Most building is by and for people. Therefore one might conclude that buildings, somehow, must be intended to support life. We – that is, both you and I – spend most of our lives in rooms, dancing our days moving in, and out, around and about, over time, as long as we live. The stories then these rooms could tell if we just took the time to listen.
Nine Lives offers a way to read some extracts from the ongoing life story of nine rooms by nine Irish architects. Each room has its own distinct story, begun by someone, somewhere, each with a significant architectural design chapter. Ongoing contributions written, over time, by those that are occupying, appropriating, altering and consuming these rooms are extending and developing each built-biography. In Nine Lives, images are presented as one way to observe these rooms, and two sets of images are used. Typically rooms for work or other production are presented using both photographs commissioned by the architects when the projects were architecturally and practically complete and new photographs and drawings made more recently, showing occupation and use. Eight of the nine rooms are part of a home, one is part of a school, but all are essential to key stages of our everyday life and our social and spatial development.
Housing and homes have been and continue to be a significant topic of social and political debate in Ireland and arguably the primary conduit through which aspects of the design of our built environment enters everyday conversation. House design has also been key to the creative and tectonic development of this generation of Ireland’s architects. If you were to believe the popular narrative though, the Irish economic “boom” made greedy property speculators of “ordinary” people, with the home being the currency of choice. Indeed the general discourse appears to have concluded that our primary interest in Ireland is the individual unit and that a sense of collective endeavor and dwelling have, for the most part, been enthusiastically rejected. Nine Lives challenges this, and suggests this is not the only story of how we lived and housed during that period. Through this exhibition a process of revisiting, reflection and research has begun. The question quickly arises if the consumption of our homes is significantly more social and collective than we have previously considered.
Through visiting, listening and documenting, Nine Lives observes that our consumption of the home – of which the financial transaction is only one part – has really been less about property development and greed and more about finding the means to sustain our social and collective lives through a period of immense national change. By designing, building, extending, decorating and spending Sunday at the DIY superstore, the Irish are perhaps finding a new way to ensure the institutions of home, social and family life endure.
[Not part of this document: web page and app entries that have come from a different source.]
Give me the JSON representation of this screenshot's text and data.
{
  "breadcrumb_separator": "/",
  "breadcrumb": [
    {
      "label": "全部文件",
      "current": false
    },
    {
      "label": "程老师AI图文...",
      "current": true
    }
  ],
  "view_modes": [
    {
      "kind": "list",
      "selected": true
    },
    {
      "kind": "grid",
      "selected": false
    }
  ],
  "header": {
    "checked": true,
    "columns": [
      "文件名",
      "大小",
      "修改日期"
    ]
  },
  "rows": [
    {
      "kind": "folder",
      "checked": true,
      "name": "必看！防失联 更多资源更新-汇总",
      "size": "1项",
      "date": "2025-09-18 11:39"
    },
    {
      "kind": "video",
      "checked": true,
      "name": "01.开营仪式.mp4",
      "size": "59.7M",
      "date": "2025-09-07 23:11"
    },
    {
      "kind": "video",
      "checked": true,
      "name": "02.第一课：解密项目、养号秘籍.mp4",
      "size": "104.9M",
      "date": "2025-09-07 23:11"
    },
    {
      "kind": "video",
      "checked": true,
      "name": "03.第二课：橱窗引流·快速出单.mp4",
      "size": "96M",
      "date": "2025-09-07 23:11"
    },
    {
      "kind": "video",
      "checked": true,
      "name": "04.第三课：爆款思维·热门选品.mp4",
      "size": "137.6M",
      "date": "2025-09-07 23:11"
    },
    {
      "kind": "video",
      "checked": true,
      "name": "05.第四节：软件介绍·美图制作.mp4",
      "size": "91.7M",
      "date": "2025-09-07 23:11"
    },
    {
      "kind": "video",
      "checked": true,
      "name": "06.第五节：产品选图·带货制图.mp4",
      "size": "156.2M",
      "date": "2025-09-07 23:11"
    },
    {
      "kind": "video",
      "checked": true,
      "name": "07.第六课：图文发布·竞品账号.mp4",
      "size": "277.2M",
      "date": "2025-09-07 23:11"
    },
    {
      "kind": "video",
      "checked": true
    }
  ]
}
As Ireland tries to build 90,000 households by the year 2020 to address a housing crisis, the conversation is again returning to the speedy production of “units”. To imagine a meaningful role for architecture the next five years might require us to firstly acknowledge that these architects design extraordinary homes, not units and they should be enabled to design more. Having done so, architecture and those that practice it, must also consider the consumption of all homes as a creative act, one worthy of close observation, a process all different but all equal to architectural design. This will be challenging but may enable more people to meaningfully write the life story of their current and future homes, however they are produced.
Photo by Noel Bowler, commissioned for Nine Lives.
Room by Urban Agency.